#### Brief:
Are you able to quote each entry exactly as written?

#### Extracted data:
---
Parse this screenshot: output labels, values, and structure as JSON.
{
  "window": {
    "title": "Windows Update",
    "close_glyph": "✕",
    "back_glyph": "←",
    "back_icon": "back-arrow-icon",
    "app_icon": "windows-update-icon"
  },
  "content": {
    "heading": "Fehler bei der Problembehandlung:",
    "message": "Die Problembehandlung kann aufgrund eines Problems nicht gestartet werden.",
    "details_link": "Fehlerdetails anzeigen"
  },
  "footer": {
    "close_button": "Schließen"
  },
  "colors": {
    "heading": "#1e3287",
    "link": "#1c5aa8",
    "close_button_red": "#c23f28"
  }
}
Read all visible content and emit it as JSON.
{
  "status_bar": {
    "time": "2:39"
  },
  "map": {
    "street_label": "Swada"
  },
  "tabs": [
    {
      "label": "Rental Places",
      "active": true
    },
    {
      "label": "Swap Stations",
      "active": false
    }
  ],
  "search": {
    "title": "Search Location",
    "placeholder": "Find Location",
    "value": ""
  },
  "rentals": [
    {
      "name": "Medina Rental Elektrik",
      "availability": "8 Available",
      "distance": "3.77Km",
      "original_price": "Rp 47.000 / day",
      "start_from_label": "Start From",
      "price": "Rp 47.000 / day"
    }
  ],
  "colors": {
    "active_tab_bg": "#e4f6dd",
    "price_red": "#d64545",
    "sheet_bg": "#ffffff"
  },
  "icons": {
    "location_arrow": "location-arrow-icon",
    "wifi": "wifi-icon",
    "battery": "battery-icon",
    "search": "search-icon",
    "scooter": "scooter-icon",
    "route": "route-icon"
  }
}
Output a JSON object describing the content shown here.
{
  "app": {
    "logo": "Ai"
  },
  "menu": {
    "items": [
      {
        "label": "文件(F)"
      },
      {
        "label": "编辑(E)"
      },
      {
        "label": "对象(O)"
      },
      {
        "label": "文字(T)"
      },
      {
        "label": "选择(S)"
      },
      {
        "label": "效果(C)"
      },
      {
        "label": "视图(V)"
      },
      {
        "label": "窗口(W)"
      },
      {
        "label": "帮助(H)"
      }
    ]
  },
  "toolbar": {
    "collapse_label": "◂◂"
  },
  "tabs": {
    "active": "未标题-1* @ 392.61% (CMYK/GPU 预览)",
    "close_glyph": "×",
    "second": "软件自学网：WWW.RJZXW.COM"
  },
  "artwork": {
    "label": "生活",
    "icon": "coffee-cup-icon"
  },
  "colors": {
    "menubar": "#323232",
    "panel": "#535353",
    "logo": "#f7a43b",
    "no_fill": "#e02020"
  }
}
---
#### Your solution:
Parse this screenshot: output labels, values, and structure as JSON.
{
  "window": {
    "title": "Windows Update",
    "close_glyph": "✕",
    "back_glyph": "←",
    "back_icon": "back-arrow-icon",
    "app_icon": "windows-update-icon"
  },
  "content": {
    "heading": "Fehler bei der Problembehandlung:",
    "message": "Die Problembehandlung kann aufgrund eines Problems nicht gestartet werden.",
    "details_link": "Fehlerdetails anzeigen"
  },
  "footer": {
    "close_button": "Schließen"
  },
  "colors": {
    "heading": "#1e3287",
    "link": "#1c5aa8",
    "close_button_red": "#c23f28"
  }
}
Read all visible content and emit it as JSON.
{
  "status_bar": {
    "time": "2:39"
  },
  "map": {
    "street_label": "Swada"
  },
  "tabs": [
    {
      "label": "Rental Places",
      "active": true
    },
    {
      "label": "Swap Stations",
      "active": false
    }
  ],
  "search": {
    "title": "Search Location",
    "placeholder": "Find Location",
    "value": ""
  },
  "rentals": [
    {
      "name": "Medina Rental Elektrik",
      "availability": "8 Available",
      "distance": "3.77Km",
      "original_price": "Rp 47.000 / day",
      "start_from_label": "Start From",
      "price": "Rp 47.000 / day"
    }
  ],
  "colors": {
    "active_tab_bg": "#e4f6dd",
    "price_red": "#d64545",
    "sheet_bg": "#ffffff"
  },
  "icons": {
    "location_arrow": "location-arrow-icon",
    "wifi": "wifi-icon",
    "battery": "battery-icon",
    "search": "search-icon",
    "scooter": "scooter-icon",
    "route": "route-icon"
  }
}
Output a JSON object describing the content shown here.
{
  "app": {
    "logo": "Ai"
  },
  "menu": {
    "items": [
      {
        "label": "文件(F)"
      },
      {
        "label": "编辑(E)"
      },
      {
        "label": "对象(O)"
      },
      {
        "label": "文字(T)"
      },
      {
        "label": "选择(S)"
      },
      {
        "label": "效果(C)"
      },
      {
        "label": "视图(V)"
      },
      {
        "label": "窗口(W)"
      },
      {
        "label": "帮助(H)"
      }
    ]
  },
  "toolbar": {
    "collapse_label": "◂◂"
  },
  "tabs": {
    "active": "未标题-1* @ 392.61% (CMYK/GPU 预览)",
    "close_glyph": "×",
    "second": "软件自学网：WWW.RJZXW.COM"
  },
  "artwork": {
    "label": "生活",
    "icon": "coffee-cup-icon"
  },
  "colors": {
    "menubar": "#323232",
    "panel": "#535353",
    "logo": "#f7a43b",
    "no_fill": "#e02020"
  }
}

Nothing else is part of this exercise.